Exercise goal:
Without the pictures, give the listing below again exactly.

Data for analysis:
────────
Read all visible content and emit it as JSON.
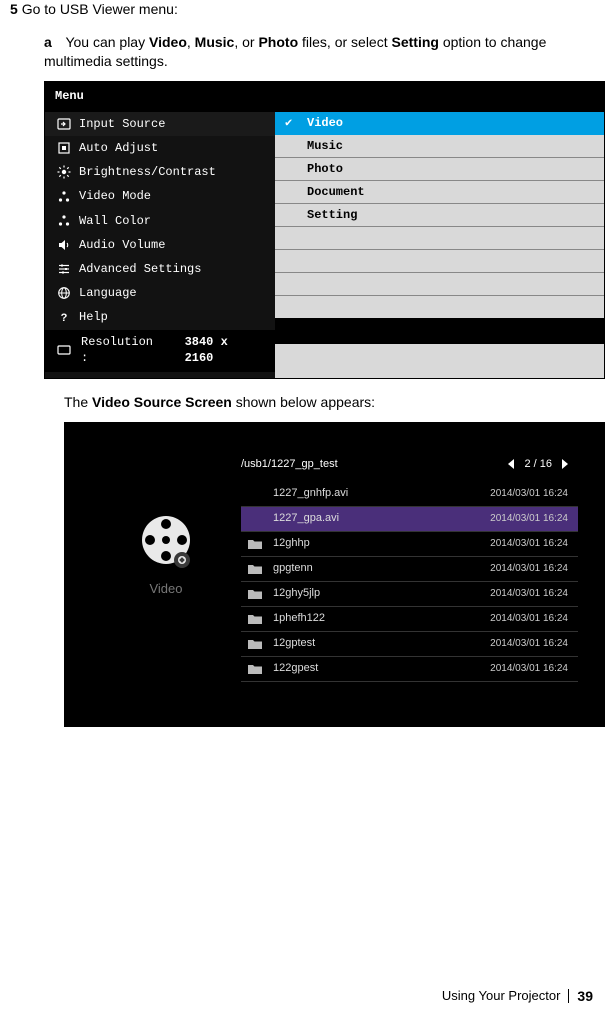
{
  "step": {
    "num": "5",
    "text": "Go to USB Viewer menu:"
  },
  "substep": {
    "letter": "a",
    "pre": "You can play ",
    "b1": "Video",
    "sep1": ", ",
    "b2": "Music",
    "sep2": ", or ",
    "b3": "Photo",
    "mid": " files, or select ",
    "b4": "Setting",
    "post": " option to change multimedia settings."
  },
  "menu": {
    "title": "Menu",
    "left": [
      {
        "label": "Input Source"
      },
      {
        "label": "Auto Adjust"
      },
      {
        "label": "Brightness/Contrast"
      },
      {
        "label": "Video Mode"
      },
      {
        "label": "Wall Color"
      },
      {
        "label": "Audio Volume"
      },
      {
        "label": "Advanced Settings"
      },
      {
        "label": "Language"
      },
      {
        "label": "Help"
      }
    ],
    "right": [
      "Video",
      "Music",
      "Photo",
      "Document",
      "Setting"
    ],
    "res_label": "Resolution :",
    "res_value": "3840 x 2160"
  },
  "midline": {
    "pre": "The ",
    "bold": "Video Source Screen",
    "post": " shown below appears:"
  },
  "video": {
    "path": "/usb1/1227_gp_test",
    "page": "2 / 16",
    "left_label": "Video",
    "rows": [
      {
        "type": "file",
        "name": "1227_gnhfp.avi",
        "date": "2014/03/01  16:24"
      },
      {
        "type": "file",
        "name": "1227_gpa.avi",
        "date": "2014/03/01  16:24",
        "selected": true
      },
      {
        "type": "folder",
        "name": "12ghhp",
        "date": "2014/03/01  16:24"
      },
      {
        "type": "folder",
        "name": "gpgtenn",
        "date": "2014/03/01  16:24"
      },
      {
        "type": "folder",
        "name": "12ghy5jlp",
        "date": "2014/03/01  16:24"
      },
      {
        "type": "folder",
        "name": "1phefh122",
        "date": "2014/03/01  16:24"
      },
      {
        "type": "folder",
        "name": "12gptest",
        "date": "2014/03/01  16:24"
      },
      {
        "type": "folder",
        "name": "122gpest",
        "date": "2014/03/01  16:24"
      }
    ]
  },
  "footer": {
    "section": "Using Your Projector",
    "page": "39"
  }
}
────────
Worked solution:
Read all visible content and emit it as JSON.
{
  "step": {
    "num": "5",
    "text": "Go to USB Viewer menu:"
  },
  "substep": {
    "letter": "a",
    "pre": "You can play ",
    "b1": "Video",
    "sep1": ", ",
    "b2": "Music",
    "sep2": ", or ",
    "b3": "Photo",
    "mid": " files, or select ",
    "b4": "Setting",
    "post": " option to change multimedia settings."
  },
  "menu": {
    "title": "Menu",
    "left": [
      {
        "label": "Input Source"
      },
      {
        "label": "Auto Adjust"
      },
      {
        "label": "Brightness/Contrast"
      },
      {
        "label": "Video Mode"
      },
      {
        "label": "Wall Color"
      },
      {
        "label": "Audio Volume"
      },
      {
        "label": "Advanced Settings"
      },
      {
        "label": "Language"
      },
      {
        "label": "Help"
      }
    ],
    "right": [
      "Video",
      "Music",
      "Photo",
      "Document",
      "Setting"
    ],
    "res_label": "Resolution :",
    "res_value": "3840 x 2160"
  },
  "midline": {
    "pre": "The ",
    "bold": "Video Source Screen",
    "post": " shown below appears:"
  },
  "video": {
    "path": "/usb1/1227_gp_test",
    "page": "2 / 16",
    "left_label": "Video",
    "rows": [
      {
        "type": "file",
        "name": "1227_gnhfp.avi",
        "date": "2014/03/01  16:24"
      },
      {
        "type": "file",
        "name": "1227_gpa.avi",
        "date": "2014/03/01  16:24",
        "selected": true
      },
      {
        "type": "folder",
        "name": "12ghhp",
        "date": "2014/03/01  16:24"
      },
      {
        "type": "folder",
        "name": "gpgtenn",
        "date": "2014/03/01  16:24"
      },
      {
        "type": "folder",
        "name": "12ghy5jlp",
        "date": "2014/03/01  16:24"
      },
      {
        "type": "folder",
        "name": "1phefh122",
        "date": "2014/03/01  16:24"
      },
      {
        "type": "folder",
        "name": "12gptest",
        "date": "2014/03/01  16:24"
      },
      {
        "type": "folder",
        "name": "122gpest",
        "date": "2014/03/01  16:24"
      }
    ]
  },
  "footer": {
    "section": "Using Your Projector",
    "page": "39"
  }
}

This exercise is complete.